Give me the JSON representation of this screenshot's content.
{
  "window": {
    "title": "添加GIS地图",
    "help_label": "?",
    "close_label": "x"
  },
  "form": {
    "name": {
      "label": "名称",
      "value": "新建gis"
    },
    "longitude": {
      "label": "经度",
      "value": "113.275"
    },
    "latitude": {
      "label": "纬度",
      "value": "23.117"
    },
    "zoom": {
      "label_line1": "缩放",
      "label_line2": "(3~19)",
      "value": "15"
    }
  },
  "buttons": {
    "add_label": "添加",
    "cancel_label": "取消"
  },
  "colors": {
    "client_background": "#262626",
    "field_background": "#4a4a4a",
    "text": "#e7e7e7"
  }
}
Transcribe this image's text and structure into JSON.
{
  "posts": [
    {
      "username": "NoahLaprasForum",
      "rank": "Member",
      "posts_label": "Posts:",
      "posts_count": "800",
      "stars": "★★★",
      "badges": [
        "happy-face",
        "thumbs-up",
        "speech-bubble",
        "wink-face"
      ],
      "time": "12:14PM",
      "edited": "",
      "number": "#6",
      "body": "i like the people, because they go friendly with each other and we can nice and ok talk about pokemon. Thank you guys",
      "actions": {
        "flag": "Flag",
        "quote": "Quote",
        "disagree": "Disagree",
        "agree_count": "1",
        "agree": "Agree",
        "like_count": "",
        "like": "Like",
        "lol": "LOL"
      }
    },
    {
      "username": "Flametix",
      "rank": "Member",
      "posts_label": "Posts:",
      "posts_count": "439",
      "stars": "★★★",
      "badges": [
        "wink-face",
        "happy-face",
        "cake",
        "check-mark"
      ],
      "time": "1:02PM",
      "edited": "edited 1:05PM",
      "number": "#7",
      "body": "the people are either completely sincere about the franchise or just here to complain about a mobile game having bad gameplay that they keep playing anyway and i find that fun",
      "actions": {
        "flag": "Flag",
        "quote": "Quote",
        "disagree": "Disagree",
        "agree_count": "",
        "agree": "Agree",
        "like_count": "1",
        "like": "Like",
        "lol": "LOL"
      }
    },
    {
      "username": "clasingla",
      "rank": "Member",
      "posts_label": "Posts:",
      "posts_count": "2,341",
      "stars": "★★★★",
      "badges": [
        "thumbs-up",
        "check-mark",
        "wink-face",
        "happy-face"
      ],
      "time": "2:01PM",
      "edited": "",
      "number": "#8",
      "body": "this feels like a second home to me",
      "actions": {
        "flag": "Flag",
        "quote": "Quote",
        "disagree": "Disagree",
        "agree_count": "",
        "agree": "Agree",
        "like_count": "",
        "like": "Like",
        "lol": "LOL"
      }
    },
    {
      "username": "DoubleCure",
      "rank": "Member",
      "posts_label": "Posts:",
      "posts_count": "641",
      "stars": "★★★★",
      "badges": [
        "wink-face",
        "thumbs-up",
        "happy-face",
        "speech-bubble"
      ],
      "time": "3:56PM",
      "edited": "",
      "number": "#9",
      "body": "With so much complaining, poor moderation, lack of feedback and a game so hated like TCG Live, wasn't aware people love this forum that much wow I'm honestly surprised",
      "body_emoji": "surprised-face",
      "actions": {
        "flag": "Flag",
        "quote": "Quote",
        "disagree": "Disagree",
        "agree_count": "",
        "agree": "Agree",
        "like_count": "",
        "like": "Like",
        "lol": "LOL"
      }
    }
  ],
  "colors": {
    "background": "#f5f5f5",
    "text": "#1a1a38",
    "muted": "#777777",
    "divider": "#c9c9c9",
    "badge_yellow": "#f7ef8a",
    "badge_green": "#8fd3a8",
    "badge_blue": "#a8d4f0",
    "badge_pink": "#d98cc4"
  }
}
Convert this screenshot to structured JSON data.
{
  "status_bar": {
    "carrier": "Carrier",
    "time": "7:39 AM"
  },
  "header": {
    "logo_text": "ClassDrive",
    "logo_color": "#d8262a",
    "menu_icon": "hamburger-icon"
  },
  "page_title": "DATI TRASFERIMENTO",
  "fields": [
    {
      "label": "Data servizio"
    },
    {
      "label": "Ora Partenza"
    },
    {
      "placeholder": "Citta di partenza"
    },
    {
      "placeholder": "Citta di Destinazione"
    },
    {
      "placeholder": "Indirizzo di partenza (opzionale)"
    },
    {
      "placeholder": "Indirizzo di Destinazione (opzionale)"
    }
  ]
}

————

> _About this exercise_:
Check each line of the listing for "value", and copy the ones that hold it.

> _Your response_:
      "value": "新建gis"
      "value": "113.275"
      "value": "23.117"
      "value": "15"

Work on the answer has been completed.